*** Opening Dataset extract ***
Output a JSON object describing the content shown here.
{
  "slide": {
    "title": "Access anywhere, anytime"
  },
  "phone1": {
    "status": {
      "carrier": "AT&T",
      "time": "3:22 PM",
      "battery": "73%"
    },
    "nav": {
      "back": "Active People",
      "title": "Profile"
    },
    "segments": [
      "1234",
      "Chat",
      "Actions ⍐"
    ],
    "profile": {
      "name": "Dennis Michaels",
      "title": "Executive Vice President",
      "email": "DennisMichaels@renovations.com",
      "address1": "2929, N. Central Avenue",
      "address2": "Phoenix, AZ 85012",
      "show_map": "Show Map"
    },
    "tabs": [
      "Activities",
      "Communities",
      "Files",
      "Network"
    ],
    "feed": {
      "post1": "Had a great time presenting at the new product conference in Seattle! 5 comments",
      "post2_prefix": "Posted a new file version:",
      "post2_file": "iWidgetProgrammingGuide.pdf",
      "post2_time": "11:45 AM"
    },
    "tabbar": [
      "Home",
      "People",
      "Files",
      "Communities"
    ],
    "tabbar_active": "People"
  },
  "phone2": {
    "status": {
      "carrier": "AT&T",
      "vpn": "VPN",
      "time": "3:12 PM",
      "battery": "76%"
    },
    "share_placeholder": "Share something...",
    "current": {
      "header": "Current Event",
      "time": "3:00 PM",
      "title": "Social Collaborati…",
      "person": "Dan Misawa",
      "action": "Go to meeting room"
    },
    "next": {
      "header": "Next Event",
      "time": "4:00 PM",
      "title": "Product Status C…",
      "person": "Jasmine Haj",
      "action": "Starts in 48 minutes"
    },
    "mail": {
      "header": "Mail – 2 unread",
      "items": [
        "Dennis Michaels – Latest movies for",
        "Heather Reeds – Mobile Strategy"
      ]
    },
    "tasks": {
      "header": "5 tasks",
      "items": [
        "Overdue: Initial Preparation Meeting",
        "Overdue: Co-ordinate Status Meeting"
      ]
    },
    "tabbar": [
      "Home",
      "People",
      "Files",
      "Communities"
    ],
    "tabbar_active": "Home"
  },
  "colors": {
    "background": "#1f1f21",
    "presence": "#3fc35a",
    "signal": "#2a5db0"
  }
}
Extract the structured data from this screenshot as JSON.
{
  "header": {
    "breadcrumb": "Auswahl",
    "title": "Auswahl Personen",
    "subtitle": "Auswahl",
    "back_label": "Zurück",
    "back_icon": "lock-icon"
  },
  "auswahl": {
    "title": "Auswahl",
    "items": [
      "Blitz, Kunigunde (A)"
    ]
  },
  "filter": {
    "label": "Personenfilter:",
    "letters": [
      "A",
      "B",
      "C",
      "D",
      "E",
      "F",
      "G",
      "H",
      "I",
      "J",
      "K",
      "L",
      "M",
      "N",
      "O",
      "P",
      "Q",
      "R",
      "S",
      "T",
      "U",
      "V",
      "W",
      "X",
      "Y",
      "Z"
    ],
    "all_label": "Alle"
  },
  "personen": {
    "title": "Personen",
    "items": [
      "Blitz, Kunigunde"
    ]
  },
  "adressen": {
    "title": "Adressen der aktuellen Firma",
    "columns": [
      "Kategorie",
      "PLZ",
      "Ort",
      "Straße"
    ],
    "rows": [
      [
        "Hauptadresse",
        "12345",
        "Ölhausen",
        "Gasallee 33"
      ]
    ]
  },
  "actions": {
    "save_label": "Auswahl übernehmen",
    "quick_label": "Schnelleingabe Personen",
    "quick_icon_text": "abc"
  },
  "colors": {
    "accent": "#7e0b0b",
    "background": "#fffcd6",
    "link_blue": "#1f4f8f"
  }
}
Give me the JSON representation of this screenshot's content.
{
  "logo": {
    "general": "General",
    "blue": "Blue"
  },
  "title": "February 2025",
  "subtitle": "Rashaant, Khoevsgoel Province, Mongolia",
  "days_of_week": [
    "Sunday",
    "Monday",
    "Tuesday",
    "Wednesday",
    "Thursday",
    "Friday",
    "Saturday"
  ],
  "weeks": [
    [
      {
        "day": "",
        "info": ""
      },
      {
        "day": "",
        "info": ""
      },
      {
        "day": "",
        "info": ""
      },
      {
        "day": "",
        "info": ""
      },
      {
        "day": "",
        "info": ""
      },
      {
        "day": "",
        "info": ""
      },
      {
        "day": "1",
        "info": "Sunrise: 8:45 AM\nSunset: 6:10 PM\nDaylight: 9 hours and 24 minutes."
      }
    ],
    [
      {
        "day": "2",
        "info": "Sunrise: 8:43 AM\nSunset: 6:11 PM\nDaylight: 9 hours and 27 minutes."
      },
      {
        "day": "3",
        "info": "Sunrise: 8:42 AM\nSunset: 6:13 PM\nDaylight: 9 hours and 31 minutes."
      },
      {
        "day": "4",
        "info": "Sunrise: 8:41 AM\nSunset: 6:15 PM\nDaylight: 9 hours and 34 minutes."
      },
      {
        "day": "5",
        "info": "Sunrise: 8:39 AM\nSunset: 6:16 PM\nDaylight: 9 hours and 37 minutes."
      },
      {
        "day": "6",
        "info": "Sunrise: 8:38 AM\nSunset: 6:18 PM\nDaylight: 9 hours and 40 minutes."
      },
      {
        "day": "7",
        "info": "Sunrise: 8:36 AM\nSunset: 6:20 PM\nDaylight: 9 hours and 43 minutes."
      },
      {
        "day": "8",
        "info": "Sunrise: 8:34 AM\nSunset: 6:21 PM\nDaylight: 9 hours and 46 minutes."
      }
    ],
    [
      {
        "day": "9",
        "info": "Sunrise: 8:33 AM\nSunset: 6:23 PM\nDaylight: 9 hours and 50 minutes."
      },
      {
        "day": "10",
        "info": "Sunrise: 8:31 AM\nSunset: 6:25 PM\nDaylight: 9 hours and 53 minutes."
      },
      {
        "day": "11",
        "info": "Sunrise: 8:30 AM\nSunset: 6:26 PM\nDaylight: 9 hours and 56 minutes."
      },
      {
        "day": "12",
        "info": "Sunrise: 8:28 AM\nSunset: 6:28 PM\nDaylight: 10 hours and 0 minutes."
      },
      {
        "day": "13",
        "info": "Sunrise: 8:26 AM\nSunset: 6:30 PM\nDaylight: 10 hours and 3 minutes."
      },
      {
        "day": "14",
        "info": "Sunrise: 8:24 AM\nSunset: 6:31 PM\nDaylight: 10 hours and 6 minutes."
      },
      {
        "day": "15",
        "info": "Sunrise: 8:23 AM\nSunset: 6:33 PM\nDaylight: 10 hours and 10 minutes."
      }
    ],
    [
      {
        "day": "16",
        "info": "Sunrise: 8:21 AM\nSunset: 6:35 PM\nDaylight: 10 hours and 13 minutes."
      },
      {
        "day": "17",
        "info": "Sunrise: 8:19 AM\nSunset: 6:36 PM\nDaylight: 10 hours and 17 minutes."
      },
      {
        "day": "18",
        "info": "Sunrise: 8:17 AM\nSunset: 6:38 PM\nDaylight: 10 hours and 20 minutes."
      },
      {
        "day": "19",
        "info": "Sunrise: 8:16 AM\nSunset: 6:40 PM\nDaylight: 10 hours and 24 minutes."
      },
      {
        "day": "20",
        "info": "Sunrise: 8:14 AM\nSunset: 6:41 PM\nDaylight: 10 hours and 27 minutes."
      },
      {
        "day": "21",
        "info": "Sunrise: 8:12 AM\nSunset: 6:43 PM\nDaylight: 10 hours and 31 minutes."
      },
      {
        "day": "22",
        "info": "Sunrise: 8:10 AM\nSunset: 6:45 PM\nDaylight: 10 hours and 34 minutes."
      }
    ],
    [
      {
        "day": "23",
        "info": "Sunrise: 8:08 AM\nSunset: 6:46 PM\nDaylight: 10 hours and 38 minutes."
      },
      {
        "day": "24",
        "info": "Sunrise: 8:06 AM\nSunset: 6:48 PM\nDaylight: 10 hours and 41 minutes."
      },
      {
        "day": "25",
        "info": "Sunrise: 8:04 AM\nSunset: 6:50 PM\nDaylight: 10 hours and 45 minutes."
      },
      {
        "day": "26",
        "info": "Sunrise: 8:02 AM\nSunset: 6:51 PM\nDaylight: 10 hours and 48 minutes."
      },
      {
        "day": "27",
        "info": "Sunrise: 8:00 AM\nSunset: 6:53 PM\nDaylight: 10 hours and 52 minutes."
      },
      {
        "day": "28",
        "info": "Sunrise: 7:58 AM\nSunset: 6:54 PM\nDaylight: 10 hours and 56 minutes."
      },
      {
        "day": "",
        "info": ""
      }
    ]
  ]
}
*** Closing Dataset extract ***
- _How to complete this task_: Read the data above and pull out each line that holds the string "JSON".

- _Expected answer_:
Output a JSON object describing the content shown here.
Extract the structured data from this screenshot as JSON.
Give me the JSON representation of this screenshot's content.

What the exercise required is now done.